Dataset records —
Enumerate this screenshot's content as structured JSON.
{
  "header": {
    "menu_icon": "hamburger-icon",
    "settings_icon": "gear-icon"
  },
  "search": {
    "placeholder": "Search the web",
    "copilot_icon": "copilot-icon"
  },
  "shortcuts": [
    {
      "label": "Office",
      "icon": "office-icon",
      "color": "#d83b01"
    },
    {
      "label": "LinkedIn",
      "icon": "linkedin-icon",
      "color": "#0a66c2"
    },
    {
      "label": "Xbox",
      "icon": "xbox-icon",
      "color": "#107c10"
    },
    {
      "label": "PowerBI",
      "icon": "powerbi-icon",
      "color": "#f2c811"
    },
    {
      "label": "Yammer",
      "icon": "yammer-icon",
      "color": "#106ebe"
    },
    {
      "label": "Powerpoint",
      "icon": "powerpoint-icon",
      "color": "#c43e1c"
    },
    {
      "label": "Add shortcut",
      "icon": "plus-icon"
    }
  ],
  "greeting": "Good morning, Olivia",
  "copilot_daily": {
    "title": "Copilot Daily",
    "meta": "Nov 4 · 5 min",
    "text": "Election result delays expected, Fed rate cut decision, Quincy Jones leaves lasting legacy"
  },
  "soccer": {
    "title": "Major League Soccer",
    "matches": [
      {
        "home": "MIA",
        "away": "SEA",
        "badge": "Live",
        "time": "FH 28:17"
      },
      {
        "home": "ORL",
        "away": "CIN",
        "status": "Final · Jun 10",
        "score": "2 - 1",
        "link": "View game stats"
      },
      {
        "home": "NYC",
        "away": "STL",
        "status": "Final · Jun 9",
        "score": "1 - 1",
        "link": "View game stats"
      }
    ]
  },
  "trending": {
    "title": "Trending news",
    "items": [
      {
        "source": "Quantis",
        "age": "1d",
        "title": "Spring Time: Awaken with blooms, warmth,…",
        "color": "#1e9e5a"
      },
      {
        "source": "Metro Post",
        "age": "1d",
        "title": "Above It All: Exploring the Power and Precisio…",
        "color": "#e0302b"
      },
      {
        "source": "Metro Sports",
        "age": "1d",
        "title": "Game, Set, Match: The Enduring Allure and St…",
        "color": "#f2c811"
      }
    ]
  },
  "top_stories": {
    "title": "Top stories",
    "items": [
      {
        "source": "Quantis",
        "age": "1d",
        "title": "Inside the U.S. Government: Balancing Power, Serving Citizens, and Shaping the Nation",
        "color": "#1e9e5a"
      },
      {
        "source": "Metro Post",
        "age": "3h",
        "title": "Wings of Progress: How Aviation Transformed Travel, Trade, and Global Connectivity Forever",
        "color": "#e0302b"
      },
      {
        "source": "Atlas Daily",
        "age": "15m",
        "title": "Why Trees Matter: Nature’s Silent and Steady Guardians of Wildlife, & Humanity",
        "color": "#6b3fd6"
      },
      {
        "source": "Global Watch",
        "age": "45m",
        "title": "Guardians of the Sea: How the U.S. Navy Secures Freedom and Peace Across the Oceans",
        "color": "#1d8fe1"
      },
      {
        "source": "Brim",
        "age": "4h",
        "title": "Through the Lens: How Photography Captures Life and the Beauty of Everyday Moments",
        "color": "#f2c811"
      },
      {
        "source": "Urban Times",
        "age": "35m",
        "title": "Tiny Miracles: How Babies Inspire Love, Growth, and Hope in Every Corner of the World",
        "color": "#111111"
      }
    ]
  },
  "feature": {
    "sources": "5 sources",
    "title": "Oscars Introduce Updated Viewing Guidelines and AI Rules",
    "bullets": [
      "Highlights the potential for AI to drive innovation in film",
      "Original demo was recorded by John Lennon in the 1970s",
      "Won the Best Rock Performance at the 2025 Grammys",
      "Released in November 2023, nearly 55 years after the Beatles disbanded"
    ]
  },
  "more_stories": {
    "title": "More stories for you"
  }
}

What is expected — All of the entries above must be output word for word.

Completed exercise —
Enumerate this screenshot's content as structured JSON.
{
  "header": {
    "menu_icon": "hamburger-icon",
    "settings_icon": "gear-icon"
  },
  "search": {
    "placeholder": "Search the web",
    "copilot_icon": "copilot-icon"
  },
  "shortcuts": [
    {
      "label": "Office",
      "icon": "office-icon",
      "color": "#d83b01"
    },
    {
      "label": "LinkedIn",
      "icon": "linkedin-icon",
      "color": "#0a66c2"
    },
    {
      "label": "Xbox",
      "icon": "xbox-icon",
      "color": "#107c10"
    },
    {
      "label": "PowerBI",
      "icon": "powerbi-icon",
      "color": "#f2c811"
    },
    {
      "label": "Yammer",
      "icon": "yammer-icon",
      "color": "#106ebe"
    },
    {
      "label": "Powerpoint",
      "icon": "powerpoint-icon",
      "color": "#c43e1c"
    },
    {
      "label": "Add shortcut",
      "icon": "plus-icon"
    }
  ],
  "greeting": "Good morning, Olivia",
  "copilot_daily": {
    "title": "Copilot Daily",
    "meta": "Nov 4 · 5 min",
    "text": "Election result delays expected, Fed rate cut decision, Quincy Jones leaves lasting legacy"
  },
  "soccer": {
    "title": "Major League Soccer",
    "matches": [
      {
        "home": "MIA",
        "away": "SEA",
        "badge": "Live",
        "time": "FH 28:17"
      },
      {
        "home": "ORL",
        "away": "CIN",
        "status": "Final · Jun 10",
        "score": "2 - 1",
        "link": "View game stats"
      },
      {
        "home": "NYC",
        "away": "STL",
        "status": "Final · Jun 9",
        "score": "1 - 1",
        "link": "View game stats"
      }
    ]
  },
  "trending": {
    "title": "Trending news",
    "items": [
      {
        "source": "Quantis",
        "age": "1d",
        "title": "Spring Time: Awaken with blooms, warmth,…",
        "color": "#1e9e5a"
      },
      {
        "source": "Metro Post",
        "age": "1d",
        "title": "Above It All: Exploring the Power and Precisio…",
        "color": "#e0302b"
      },
      {
        "source": "Metro Sports",
        "age": "1d",
        "title": "Game, Set, Match: The Enduring Allure and St…",
        "color": "#f2c811"
      }
    ]
  },
  "top_stories": {
    "title": "Top stories",
    "items": [
      {
        "source": "Quantis",
        "age": "1d",
        "title": "Inside the U.S. Government: Balancing Power, Serving Citizens, and Shaping the Nation",
        "color": "#1e9e5a"
      },
      {
        "source": "Metro Post",
        "age": "3h",
        "title": "Wings of Progress: How Aviation Transformed Travel, Trade, and Global Connectivity Forever",
        "color": "#e0302b"
      },
      {
        "source": "Atlas Daily",
        "age": "15m",
        "title": "Why Trees Matter: Nature’s Silent and Steady Guardians of Wildlife, & Humanity",
        "color": "#6b3fd6"
      },
      {
        "source": "Global Watch",
        "age": "45m",
        "title": "Guardians of the Sea: How the U.S. Navy Secures Freedom and Peace Across the Oceans",
        "color": "#1d8fe1"
      },
      {
        "source": "Brim",
        "age": "4h",
        "title": "Through the Lens: How Photography Captures Life and the Beauty of Everyday Moments",
        "color": "#f2c811"
      },
      {
        "source": "Urban Times",
        "age": "35m",
        "title": "Tiny Miracles: How Babies Inspire Love, Growth, and Hope in Every Corner of the World",
        "color": "#111111"
      }
    ]
  },
  "feature": {
    "sources": "5 sources",
    "title": "Oscars Introduce Updated Viewing Guidelines and AI Rules",
    "bullets": [
      "Highlights the potential for AI to drive innovation in film",
      "Original demo was recorded by John Lennon in the 1970s",
      "Won the Best Rock Performance at the 2025 Grammys",
      "Released in November 2023, nearly 55 years after the Beatles disbanded"
    ]
  },
  "more_stories": {
    "title": "More stories for you"
  }
}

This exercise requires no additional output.